─── EXCERPTED RECORDS ───
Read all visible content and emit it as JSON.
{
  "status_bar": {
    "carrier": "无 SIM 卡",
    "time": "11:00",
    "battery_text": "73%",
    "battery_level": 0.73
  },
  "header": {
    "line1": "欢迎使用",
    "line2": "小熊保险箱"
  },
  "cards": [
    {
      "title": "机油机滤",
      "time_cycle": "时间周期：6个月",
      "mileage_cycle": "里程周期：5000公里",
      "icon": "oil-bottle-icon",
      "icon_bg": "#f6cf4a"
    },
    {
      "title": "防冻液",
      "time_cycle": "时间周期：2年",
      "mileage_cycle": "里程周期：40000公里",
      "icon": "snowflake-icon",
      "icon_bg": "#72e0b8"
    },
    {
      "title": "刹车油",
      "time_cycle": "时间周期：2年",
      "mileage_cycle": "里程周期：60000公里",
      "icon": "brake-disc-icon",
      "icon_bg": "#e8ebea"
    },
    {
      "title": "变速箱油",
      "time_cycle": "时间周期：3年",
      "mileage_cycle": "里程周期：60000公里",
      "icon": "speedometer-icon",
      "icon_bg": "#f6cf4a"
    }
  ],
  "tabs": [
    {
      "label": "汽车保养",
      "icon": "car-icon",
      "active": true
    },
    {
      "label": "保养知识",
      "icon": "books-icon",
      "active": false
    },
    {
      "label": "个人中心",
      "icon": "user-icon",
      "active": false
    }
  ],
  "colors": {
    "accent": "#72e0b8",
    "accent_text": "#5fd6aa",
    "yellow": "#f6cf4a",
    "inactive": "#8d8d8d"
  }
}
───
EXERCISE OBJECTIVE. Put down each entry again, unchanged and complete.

ANSWER TO THIS EXERCISE.
Read all visible content and emit it as JSON.
{
  "status_bar": {
    "carrier": "无 SIM 卡",
    "time": "11:00",
    "battery_text": "73%",
    "battery_level": 0.73
  },
  "header": {
    "line1": "欢迎使用",
    "line2": "小熊保险箱"
  },
  "cards": [
    {
      "title": "机油机滤",
      "time_cycle": "时间周期：6个月",
      "mileage_cycle": "里程周期：5000公里",
      "icon": "oil-bottle-icon",
      "icon_bg": "#f6cf4a"
    },
    {
      "title": "防冻液",
      "time_cycle": "时间周期：2年",
      "mileage_cycle": "里程周期：40000公里",
      "icon": "snowflake-icon",
      "icon_bg": "#72e0b8"
    },
    {
      "title": "刹车油",
      "time_cycle": "时间周期：2年",
      "mileage_cycle": "里程周期：60000公里",
      "icon": "brake-disc-icon",
      "icon_bg": "#e8ebea"
    },
    {
      "title": "变速箱油",
      "time_cycle": "时间周期：3年",
      "mileage_cycle": "里程周期：60000公里",
      "icon": "speedometer-icon",
      "icon_bg": "#f6cf4a"
    }
  ],
  "tabs": [
    {
      "label": "汽车保养",
      "icon": "car-icon",
      "active": true
    },
    {
      "label": "保养知识",
      "icon": "books-icon",
      "active": false
    },
    {
      "label": "个人中心",
      "icon": "user-icon",
      "active": false
    }
  ],
  "colors": {
    "accent": "#72e0b8",
    "accent_text": "#5fd6aa",
    "yellow": "#f6cf4a",
    "inactive": "#8d8d8d"
  }
}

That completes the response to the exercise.